A Simple Trick to Keep Weight Off: Weigh Yourself Regularly

weighing yourself

If you’ve ever tried to lose weight, you know how hard it is. That’s why it’s so important to keep the excess weight from coming on in the first place. And one method for doing that is to weigh yourself regularly. I know there are lots of opinions on this with some experts saying to never weigh yourself but I think regular weigh-ins are helpful for keeping you on track.

You might think it’s better to just see how your clothes fit. If they’re getting snug, it’s time to cut back. But this doesn’t always work. Clothes stretch and people like to use the “it must have shrunk in the dryer” excuse when pants get too tight. A scale is more reliable.  And it seems to get people to take action more than the tight-clothing approach.

How often should you weigh in? Some people like to weigh themselves every day, but I think that’s a lot. And once a week weigh-ins can be misleading. For example, just one day of salty meals before a weigh-in could add on a couple pounds of excess water. So I tell people to weigh in 2-3 times a week. That way you can get an average for the week.

If you see your weight creeping up by a couple pounds, take action. Cut portions a little and bump up your activity level. These small changes can help get rid of those few extra pounds. And losing 1-2 pounds now is much easier than trying to lose 20-30 pounds later.

Through her Des Moines-based nutrition company, SK Health Communications, registered dietitian Stephanie Karpinske writes and develops recipes for magazines, books, supermarkets and food companies. She is the author of Read Before Dieting: Your 4-Step Plan for Diet Success and writes a blog about healthy eating, foodnuti.com. She’s coaching the Lehman family through the six-month Healthy Family Challenge.


Cut the “Diet” Foods

When I started working with the Lehman family, I noticed that they ate a lot of “diet” foods. I call them “diet” foods because they are specifically marketed to dieters. These foods are lower in fat or calories or claim to actually cause weight loss (e.g. “Eat this for a week and lose weight!”).

The problem I have with these foods is that many of the ingredients are not real food. Look at the label and you’ll likely see food dyes, artificial flavors, preservatives, hydrogenated (trans) fats and one or more artificial sweeteners. Ironically, some studies that have shown that artificial sweeteners can actually increase hunger and cause weight gain! A similar link was found with fake fats.

Another problem I have with “diet” food products is that people use them as an excuse to overeat later. They figure if they only had a diet soda and fat free chips for lunch, they can splurge at dinner. They end up eating far more calories than if they had skipped the low calorie chips and diet soda and just had a regular lunch!

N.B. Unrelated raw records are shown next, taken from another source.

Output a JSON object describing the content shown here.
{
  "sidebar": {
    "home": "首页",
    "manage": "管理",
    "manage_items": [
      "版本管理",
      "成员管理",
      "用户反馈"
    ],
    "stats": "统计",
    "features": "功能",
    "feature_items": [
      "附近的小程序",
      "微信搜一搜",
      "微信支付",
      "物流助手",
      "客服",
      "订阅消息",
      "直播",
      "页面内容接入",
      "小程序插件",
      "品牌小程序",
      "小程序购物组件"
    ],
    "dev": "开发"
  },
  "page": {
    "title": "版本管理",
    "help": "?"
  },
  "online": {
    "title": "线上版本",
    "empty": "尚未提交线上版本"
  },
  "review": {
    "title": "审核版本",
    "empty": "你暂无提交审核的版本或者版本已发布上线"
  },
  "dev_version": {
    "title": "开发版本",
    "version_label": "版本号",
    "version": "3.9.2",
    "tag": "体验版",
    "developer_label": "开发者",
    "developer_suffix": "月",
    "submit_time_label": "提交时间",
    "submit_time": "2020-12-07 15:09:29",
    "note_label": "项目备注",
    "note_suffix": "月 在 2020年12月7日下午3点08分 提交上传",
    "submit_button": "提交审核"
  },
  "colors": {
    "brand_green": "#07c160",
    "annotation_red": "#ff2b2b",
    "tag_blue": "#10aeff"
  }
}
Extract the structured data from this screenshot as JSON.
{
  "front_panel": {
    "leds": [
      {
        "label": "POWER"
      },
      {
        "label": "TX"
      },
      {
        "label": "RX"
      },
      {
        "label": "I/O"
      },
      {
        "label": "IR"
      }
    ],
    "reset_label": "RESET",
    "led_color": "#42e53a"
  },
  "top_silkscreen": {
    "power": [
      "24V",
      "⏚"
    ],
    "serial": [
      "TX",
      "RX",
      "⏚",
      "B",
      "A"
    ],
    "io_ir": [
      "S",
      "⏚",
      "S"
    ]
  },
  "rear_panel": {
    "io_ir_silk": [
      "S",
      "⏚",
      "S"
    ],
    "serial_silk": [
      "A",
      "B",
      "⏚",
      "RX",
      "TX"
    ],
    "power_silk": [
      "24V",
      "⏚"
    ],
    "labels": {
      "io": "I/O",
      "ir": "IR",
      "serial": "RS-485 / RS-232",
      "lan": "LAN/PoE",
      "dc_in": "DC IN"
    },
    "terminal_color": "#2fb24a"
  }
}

If you tend to buy a lot of foods aimed at dieters, try replacing at least half of them with real, whole foods:

  • Choose whole fruit over fruit-flavored “diet” snack bars or cereals.
  • Buy plain yogurt and flavor it yourself instead of buying flavored “light” yogurt.

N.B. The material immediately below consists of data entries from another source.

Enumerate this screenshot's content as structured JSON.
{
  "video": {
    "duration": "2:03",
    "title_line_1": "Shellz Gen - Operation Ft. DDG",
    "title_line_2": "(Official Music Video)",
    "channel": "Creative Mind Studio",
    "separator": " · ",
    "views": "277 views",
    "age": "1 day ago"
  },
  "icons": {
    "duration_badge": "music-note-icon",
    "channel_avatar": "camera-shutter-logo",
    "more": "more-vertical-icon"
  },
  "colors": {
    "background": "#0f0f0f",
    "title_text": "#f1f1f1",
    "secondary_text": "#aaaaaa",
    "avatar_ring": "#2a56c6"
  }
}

If you’re not sure what to buy, here’s a rule I often tell Tiffany: Always read ingredient panels. If you can’t buy those ingredients in the grocery store, go find a different food. That simple rule will quickly shorten your grocery list to basic, whole, healthy foods.

Through her Des Moines-based nutrition company, SK Health Communications, registered dietitian Stephanie Karpinske writes and develops recipes for magazines, books, supermarkets and food companies. She is the author of Read Before Dieting: Your 4-Step Plan for Diet Success and writes a blog about healthy eating, foodnuti.com. She’s coaching the Lehman family through the six-month Healthy Family Challenge.